If you’re planning on exploring walking routes North Wales with your family, it’s a good idea to choose your paths carefully: As beautiful as North Wales is, it’s a rugged area with many challenging trails unsuitable for children or the elderly.
Fortunately, the following four walking routes North Wales provide walkers with all the scenic pleasures they could desire while also being rated as “easy” by trail rating authorities like Walker’s World, making them accessible to walkers with a range of different ability levels:
1. Erddig Hall, Wrexham Steeple
This walk, which can be completed in about an hour, takes walkers around the grounds of Erddig Hall (National Trust). Though the walk is fairly brief, it includes a range of attractions, such as riverside, park, and woodland sections. The hall is very vehicle-accessible as well, being just a short drive from the centre of Wrexham, and includes amenities such as food shops and toilets (within the hall itself).
Those in wheelchairs will also be able to enjoy much of the Erdigg Hall walk; the path is suitable for wheelchair users up until about Waymark 3.

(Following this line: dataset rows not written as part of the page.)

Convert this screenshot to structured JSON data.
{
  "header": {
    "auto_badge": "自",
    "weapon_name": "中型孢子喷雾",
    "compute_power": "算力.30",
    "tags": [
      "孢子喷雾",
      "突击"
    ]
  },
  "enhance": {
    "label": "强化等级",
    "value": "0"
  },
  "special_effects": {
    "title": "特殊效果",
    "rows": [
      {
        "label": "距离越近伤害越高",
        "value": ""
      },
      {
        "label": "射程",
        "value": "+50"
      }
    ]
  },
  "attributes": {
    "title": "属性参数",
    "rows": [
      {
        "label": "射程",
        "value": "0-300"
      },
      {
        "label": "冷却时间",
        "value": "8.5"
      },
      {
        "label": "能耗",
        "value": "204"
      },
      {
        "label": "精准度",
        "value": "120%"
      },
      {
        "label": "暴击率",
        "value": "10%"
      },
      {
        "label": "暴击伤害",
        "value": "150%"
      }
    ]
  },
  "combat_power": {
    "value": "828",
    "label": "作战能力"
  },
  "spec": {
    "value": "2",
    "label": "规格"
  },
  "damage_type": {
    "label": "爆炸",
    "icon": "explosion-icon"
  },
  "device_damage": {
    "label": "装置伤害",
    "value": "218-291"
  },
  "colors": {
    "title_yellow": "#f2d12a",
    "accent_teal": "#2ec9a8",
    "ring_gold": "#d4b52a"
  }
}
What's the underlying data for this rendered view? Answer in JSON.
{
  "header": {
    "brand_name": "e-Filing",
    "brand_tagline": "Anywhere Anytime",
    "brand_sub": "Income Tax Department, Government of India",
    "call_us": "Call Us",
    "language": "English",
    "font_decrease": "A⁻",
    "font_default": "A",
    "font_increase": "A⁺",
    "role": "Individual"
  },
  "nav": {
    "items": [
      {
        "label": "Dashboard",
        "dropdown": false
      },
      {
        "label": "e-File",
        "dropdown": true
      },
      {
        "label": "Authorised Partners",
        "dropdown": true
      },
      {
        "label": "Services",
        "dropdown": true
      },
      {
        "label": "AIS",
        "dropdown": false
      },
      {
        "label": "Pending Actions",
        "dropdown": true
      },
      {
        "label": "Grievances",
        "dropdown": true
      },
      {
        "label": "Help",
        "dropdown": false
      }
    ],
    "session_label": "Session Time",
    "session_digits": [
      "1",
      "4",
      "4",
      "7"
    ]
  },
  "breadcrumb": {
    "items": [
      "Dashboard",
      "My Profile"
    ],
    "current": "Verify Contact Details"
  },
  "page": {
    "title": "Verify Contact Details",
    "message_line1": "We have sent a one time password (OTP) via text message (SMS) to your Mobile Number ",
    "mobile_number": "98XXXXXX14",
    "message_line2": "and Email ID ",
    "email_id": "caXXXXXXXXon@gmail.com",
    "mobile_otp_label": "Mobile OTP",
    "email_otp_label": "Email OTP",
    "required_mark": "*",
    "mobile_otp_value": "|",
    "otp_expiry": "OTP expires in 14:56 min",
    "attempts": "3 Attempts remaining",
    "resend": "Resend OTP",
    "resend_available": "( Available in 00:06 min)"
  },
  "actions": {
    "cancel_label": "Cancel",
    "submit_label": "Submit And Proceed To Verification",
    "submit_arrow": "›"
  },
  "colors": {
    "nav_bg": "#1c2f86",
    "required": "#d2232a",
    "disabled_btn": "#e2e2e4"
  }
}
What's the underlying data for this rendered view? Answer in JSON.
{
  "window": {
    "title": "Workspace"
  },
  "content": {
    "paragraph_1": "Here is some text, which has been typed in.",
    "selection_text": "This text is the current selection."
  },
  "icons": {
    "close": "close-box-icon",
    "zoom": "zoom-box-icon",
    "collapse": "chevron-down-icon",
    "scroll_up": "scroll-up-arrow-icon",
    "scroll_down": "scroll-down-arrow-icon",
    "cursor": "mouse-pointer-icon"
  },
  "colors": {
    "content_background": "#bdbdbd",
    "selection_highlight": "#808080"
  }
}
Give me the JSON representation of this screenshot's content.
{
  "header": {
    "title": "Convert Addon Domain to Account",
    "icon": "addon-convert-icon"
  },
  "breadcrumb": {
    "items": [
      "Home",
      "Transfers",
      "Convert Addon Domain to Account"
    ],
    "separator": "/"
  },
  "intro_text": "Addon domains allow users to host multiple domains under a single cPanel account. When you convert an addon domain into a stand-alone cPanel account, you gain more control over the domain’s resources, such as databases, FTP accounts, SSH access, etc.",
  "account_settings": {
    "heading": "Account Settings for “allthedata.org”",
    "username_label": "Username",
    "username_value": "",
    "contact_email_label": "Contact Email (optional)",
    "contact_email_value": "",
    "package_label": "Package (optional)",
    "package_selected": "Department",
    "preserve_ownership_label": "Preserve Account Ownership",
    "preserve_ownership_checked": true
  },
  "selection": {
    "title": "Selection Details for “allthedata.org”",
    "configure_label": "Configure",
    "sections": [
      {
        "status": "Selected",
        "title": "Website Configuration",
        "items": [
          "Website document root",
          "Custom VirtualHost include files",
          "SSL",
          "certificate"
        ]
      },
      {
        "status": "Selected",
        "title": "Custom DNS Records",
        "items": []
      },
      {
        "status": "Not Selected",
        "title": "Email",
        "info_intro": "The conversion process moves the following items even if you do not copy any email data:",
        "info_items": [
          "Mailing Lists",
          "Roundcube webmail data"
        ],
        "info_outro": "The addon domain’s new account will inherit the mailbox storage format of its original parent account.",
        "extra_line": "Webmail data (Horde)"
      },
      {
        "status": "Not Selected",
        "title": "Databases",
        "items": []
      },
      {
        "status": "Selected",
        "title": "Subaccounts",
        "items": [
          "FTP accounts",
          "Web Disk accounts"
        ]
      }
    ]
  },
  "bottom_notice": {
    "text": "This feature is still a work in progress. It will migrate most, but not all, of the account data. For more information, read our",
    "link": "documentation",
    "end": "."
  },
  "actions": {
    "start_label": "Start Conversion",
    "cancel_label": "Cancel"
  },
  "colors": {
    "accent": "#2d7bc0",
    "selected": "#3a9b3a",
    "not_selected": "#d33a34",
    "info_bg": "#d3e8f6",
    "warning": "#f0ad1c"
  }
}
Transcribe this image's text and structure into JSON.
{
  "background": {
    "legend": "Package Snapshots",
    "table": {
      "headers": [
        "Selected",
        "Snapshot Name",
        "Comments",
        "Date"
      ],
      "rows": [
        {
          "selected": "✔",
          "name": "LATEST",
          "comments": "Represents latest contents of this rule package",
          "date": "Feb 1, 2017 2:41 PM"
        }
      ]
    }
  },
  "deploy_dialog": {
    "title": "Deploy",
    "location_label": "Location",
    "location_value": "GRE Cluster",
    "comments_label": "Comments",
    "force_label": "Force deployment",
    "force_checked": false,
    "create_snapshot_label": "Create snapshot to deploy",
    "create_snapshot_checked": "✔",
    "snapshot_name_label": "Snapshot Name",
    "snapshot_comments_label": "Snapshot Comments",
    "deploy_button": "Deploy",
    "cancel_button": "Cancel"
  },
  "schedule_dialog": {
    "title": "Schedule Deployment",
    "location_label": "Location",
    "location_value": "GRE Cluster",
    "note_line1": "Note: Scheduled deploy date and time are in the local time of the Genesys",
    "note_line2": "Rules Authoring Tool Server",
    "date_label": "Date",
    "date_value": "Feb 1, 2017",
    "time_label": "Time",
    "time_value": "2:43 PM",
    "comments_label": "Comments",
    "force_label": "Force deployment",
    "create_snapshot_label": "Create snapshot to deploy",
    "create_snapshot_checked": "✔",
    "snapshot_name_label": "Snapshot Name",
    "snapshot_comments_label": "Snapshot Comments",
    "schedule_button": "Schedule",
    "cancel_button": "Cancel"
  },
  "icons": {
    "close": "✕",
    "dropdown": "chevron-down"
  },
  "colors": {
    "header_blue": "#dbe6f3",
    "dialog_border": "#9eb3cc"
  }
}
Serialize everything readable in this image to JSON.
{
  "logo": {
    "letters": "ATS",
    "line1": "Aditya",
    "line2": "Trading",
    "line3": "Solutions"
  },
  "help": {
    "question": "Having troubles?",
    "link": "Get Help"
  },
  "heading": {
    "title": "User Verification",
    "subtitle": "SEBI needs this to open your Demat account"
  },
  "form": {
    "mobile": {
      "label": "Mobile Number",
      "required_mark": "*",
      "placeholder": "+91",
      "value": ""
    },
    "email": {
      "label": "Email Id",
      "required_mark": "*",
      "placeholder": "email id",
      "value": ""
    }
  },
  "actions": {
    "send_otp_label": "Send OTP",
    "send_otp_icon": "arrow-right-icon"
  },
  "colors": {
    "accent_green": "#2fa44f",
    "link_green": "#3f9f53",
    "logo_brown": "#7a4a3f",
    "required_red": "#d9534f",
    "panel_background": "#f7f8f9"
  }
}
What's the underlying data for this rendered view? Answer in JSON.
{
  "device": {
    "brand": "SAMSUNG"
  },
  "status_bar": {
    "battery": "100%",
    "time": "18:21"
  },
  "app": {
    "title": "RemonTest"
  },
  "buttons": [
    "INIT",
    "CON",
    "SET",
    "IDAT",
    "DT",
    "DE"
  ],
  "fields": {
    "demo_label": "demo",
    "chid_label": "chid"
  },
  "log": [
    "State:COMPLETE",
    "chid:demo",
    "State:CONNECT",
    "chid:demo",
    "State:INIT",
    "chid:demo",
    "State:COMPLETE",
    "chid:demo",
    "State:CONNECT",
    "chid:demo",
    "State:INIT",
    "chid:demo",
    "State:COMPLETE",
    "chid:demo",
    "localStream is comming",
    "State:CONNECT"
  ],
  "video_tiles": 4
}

2. Gresford Bells and Alyn Waters
Just one mile outside of picturesque Gresford you will find the gentle trail of Gresford Bells and Alyn Waters. Created from reclaimed land which was once the site of a large mine, this stretch of pathway and parkland is now green and lush; it even contains a unique sculpture trail which will help to keep younger children interested during the walk.
In its final section, the trail descends into lush fields alongside the River Alyn; here, walkers will find the remains of the historic Bryn Alyn Hill Fort, a striking contrast to the contemporary sculptures.
3. Overton / Owrtyn, Erbistock
This walk, site of the “Overton Yew Trees,” starts by descending toward the river River Dee; it then takes walkers on a meandering journey through a woodland area before climbing again. Though this trail is not steep, it does offer some attractive views from its top points. (Note that while this trail is not challenging, it can get muddy; trainers are not advised and those with limited walking ability should practice caution in the event of slippery terrain.)
After another riverside stretch and a second climb, walkers will enter the charming village of Overton where they can purchase refreshments and rest.
4. The Precipice Walk, North of Dolgellau
Though this trail is a bit more challenging than the walking routes in North Wales listed above, it’s ideal for those who wish to treat their family to the views offered by North Wales’ famous mountainous countryside. Children will need to be closely supervised, of course, but there are no truly steep drops along this trail and the majority of the path, while somewhat rocky, is perfectly walkable.
The path begins with a walk through a stretch of woodland, then opens up as walkers head north, offering spectacular views of the Coed y Brenin Forest. From there, the trail carries on above the River Mawddach, eventually leading to beautiful vistas over the sea at Barmouth and then over Dolgellau—widely regarded as some of the best scenery in North Wales. Finally, walkers will return along the banks of Llyn Cynwch.